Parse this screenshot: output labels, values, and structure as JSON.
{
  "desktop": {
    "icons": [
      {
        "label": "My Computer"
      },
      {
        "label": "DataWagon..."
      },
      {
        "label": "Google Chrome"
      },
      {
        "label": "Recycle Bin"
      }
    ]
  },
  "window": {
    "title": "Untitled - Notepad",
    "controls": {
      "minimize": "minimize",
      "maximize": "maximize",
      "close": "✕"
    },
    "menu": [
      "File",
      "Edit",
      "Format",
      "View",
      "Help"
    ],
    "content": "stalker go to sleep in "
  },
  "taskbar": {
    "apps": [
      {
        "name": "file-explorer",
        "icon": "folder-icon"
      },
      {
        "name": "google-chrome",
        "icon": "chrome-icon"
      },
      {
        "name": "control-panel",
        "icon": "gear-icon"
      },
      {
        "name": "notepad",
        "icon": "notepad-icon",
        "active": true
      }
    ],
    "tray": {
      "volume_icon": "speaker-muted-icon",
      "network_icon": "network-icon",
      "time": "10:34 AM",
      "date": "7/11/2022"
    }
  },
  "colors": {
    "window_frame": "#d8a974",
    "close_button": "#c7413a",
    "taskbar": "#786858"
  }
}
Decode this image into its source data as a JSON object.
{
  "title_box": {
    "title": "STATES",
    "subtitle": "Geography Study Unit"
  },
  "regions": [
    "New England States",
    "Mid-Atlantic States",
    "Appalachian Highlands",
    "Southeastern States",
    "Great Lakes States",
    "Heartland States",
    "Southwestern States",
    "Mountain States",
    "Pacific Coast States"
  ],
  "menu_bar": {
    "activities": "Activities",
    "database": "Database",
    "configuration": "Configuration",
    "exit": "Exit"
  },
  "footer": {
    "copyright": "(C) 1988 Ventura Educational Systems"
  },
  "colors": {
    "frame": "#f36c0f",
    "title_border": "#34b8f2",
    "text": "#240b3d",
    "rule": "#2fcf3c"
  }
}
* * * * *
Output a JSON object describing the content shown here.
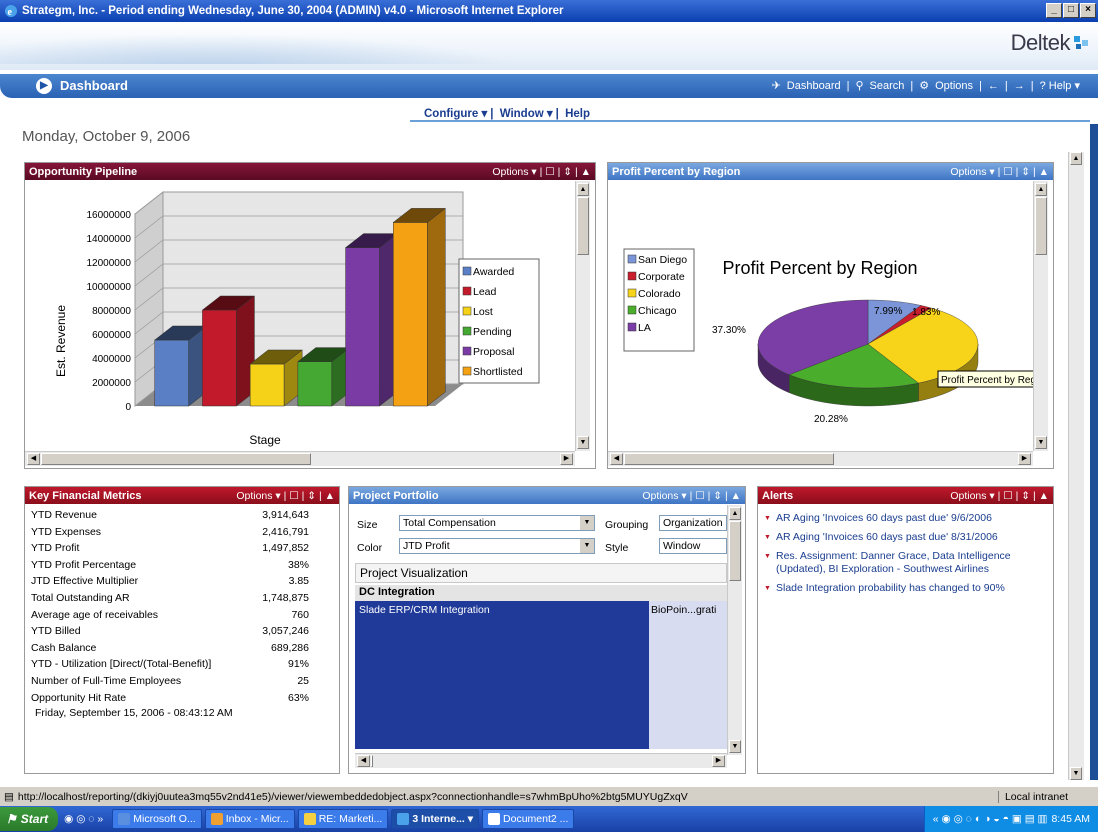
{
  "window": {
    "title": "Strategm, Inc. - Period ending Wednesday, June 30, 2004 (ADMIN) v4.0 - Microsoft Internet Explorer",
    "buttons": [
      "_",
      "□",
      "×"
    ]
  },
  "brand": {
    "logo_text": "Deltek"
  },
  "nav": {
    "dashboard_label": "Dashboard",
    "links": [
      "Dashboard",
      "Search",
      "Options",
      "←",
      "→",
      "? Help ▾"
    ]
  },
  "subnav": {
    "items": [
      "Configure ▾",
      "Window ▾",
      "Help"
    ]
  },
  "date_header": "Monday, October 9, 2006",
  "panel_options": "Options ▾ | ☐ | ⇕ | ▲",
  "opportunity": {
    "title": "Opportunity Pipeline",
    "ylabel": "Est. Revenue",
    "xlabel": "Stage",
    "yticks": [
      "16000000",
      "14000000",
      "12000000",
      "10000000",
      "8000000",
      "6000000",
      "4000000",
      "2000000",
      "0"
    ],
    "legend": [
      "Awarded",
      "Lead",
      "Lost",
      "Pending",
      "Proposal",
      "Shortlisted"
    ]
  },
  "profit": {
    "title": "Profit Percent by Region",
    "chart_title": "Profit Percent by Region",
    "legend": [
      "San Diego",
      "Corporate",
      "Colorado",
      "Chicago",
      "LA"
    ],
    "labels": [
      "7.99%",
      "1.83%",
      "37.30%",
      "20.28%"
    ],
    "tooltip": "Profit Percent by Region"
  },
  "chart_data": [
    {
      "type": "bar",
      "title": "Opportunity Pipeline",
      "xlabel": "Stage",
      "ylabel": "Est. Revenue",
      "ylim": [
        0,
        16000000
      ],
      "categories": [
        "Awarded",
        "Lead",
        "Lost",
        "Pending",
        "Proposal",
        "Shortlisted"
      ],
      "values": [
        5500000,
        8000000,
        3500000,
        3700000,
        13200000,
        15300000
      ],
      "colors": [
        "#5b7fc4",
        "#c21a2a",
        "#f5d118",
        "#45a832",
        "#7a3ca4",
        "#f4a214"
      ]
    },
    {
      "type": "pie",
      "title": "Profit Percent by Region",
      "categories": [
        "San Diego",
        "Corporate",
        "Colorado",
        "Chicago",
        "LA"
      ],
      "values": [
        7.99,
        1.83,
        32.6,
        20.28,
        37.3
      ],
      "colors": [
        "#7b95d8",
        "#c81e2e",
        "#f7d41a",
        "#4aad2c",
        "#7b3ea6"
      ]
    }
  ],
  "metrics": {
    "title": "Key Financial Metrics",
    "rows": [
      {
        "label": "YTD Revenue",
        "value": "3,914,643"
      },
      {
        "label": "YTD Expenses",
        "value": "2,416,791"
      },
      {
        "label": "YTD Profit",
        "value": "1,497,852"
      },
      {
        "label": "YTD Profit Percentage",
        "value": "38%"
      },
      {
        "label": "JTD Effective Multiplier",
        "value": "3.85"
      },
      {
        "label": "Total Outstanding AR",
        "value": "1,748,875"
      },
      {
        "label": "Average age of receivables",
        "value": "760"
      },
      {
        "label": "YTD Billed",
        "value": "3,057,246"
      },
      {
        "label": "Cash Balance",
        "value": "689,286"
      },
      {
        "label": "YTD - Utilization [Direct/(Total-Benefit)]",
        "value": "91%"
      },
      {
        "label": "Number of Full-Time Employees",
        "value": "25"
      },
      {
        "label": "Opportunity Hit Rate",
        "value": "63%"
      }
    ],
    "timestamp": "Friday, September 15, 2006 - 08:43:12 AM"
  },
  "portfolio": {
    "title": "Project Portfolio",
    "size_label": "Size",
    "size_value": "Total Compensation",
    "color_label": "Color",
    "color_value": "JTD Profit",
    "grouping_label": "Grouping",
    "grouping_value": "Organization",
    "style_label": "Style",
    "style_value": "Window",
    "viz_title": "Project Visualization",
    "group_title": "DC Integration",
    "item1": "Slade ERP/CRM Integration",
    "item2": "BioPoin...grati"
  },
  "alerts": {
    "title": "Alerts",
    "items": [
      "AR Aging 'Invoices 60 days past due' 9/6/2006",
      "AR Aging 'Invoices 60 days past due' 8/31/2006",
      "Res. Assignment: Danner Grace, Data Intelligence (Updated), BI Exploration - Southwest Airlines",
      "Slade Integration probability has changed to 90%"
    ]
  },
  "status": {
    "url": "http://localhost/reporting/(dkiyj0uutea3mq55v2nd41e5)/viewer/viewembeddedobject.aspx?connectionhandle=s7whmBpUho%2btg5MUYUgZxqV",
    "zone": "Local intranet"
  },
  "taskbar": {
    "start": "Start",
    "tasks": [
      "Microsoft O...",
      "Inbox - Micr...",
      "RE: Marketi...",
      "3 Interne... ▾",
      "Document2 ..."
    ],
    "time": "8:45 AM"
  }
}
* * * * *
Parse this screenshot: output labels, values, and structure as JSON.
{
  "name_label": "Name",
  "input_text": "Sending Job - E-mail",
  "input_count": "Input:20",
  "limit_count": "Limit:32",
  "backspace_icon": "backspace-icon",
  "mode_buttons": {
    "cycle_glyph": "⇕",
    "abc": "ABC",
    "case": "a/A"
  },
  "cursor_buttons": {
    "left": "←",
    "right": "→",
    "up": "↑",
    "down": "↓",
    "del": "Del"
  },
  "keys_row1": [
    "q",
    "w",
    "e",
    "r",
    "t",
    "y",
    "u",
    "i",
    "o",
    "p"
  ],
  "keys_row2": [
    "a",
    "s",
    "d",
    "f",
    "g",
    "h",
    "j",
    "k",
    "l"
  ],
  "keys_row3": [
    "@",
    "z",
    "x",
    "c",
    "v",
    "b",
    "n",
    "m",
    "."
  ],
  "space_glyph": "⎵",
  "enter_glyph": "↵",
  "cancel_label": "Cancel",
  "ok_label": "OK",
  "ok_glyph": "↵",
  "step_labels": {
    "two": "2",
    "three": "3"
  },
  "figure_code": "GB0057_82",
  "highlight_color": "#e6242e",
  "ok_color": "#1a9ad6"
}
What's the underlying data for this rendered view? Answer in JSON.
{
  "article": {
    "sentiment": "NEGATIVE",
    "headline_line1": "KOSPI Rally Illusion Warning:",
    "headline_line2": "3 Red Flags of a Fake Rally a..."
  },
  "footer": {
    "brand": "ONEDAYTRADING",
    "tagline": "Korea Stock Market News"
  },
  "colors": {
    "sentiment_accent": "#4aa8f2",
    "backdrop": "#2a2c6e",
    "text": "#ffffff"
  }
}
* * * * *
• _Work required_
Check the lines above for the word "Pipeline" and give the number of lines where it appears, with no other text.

• _Answer box_
2